EXERCISE DATA: Begin

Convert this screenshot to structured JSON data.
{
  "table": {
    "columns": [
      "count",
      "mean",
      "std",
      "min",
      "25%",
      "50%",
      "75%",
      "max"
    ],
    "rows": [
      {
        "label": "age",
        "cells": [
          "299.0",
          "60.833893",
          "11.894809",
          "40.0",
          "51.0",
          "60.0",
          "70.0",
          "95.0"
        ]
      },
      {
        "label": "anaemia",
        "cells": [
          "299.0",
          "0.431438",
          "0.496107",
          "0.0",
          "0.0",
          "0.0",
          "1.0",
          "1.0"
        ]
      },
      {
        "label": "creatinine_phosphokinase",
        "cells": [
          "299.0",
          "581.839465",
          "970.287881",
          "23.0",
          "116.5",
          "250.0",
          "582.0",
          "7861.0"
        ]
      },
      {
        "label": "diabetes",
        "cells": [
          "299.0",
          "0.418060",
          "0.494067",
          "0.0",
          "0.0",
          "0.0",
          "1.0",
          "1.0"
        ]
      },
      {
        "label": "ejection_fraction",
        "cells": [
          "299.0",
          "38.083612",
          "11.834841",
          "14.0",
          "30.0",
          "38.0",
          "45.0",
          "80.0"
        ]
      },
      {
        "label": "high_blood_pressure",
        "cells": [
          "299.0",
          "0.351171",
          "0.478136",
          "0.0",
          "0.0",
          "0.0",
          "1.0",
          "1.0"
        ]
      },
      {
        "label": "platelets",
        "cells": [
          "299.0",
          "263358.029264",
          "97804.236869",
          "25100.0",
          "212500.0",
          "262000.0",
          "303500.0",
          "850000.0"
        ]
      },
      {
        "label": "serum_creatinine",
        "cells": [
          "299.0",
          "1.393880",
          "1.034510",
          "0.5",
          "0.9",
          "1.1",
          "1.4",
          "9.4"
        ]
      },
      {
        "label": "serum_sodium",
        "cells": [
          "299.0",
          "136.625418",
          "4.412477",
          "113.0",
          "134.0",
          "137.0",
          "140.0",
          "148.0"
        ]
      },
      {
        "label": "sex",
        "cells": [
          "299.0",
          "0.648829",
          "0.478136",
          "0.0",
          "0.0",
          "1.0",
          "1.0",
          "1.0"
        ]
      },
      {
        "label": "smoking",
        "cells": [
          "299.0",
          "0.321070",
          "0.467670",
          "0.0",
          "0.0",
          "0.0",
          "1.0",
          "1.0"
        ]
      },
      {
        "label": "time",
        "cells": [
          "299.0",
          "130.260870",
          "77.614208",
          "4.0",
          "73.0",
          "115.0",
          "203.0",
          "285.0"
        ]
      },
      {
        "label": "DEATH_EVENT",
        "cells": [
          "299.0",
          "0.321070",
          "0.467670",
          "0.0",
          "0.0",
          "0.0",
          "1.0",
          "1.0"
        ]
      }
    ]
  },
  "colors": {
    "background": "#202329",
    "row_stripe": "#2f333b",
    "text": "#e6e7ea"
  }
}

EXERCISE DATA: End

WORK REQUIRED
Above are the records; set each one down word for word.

ANSWER SPACE
Convert this screenshot to structured JSON data.
{
  "table": {
    "columns": [
      "count",
      "mean",
      "std",
      "min",
      "25%",
      "50%",
      "75%",
      "max"
    ],
    "rows": [
      {
        "label": "age",
        "cells": [
          "299.0",
          "60.833893",
          "11.894809",
          "40.0",
          "51.0",
          "60.0",
          "70.0",
          "95.0"
        ]
      },
      {
        "label": "anaemia",
        "cells": [
          "299.0",
          "0.431438",
          "0.496107",
          "0.0",
          "0.0",
          "0.0",
          "1.0",
          "1.0"
        ]
      },
      {
        "label": "creatinine_phosphokinase",
        "cells": [
          "299.0",
          "581.839465",
          "970.287881",
          "23.0",
          "116.5",
          "250.0",
          "582.0",
          "7861.0"
        ]
      },
      {
        "label": "diabetes",
        "cells": [
          "299.0",
          "0.418060",
          "0.494067",
          "0.0",
          "0.0",
          "0.0",
          "1.0",
          "1.0"
        ]
      },
      {
        "label": "ejection_fraction",
        "cells": [
          "299.0",
          "38.083612",
          "11.834841",
          "14.0",
          "30.0",
          "38.0",
          "45.0",
          "80.0"
        ]
      },
      {
        "label": "high_blood_pressure",
        "cells": [
          "299.0",
          "0.351171",
          "0.478136",
          "0.0",
          "0.0",
          "0.0",
          "1.0",
          "1.0"
        ]
      },
      {
        "label": "platelets",
        "cells": [
          "299.0",
          "263358.029264",
          "97804.236869",
          "25100.0",
          "212500.0",
          "262000.0",
          "303500.0",
          "850000.0"
        ]
      },
      {
        "label": "serum_creatinine",
        "cells": [
          "299.0",
          "1.393880",
          "1.034510",
          "0.5",
          "0.9",
          "1.1",
          "1.4",
          "9.4"
        ]
      },
      {
        "label": "serum_sodium",
        "cells": [
          "299.0",
          "136.625418",
          "4.412477",
          "113.0",
          "134.0",
          "137.0",
          "140.0",
          "148.0"
        ]
      },
      {
        "label": "sex",
        "cells": [
          "299.0",
          "0.648829",
          "0.478136",
          "0.0",
          "0.0",
          "1.0",
          "1.0",
          "1.0"
        ]
      },
      {
        "label": "smoking",
        "cells": [
          "299.0",
          "0.321070",
          "0.467670",
          "0.0",
          "0.0",
          "0.0",
          "1.0",
          "1.0"
        ]
      },
      {
        "label": "time",
        "cells": [
          "299.0",
          "130.260870",
          "77.614208",
          "4.0",
          "73.0",
          "115.0",
          "203.0",
          "285.0"
        ]
      },
      {
        "label": "DEATH_EVENT",
        "cells": [
          "299.0",
          "0.321070",
          "0.467670",
          "0.0",
          "0.0",
          "0.0",
          "1.0",
          "1.0"
        ]
      }
    ]
  },
  "colors": {
    "background": "#202329",
    "row_stripe": "#2f333b",
    "text": "#e6e7ea"
  }
}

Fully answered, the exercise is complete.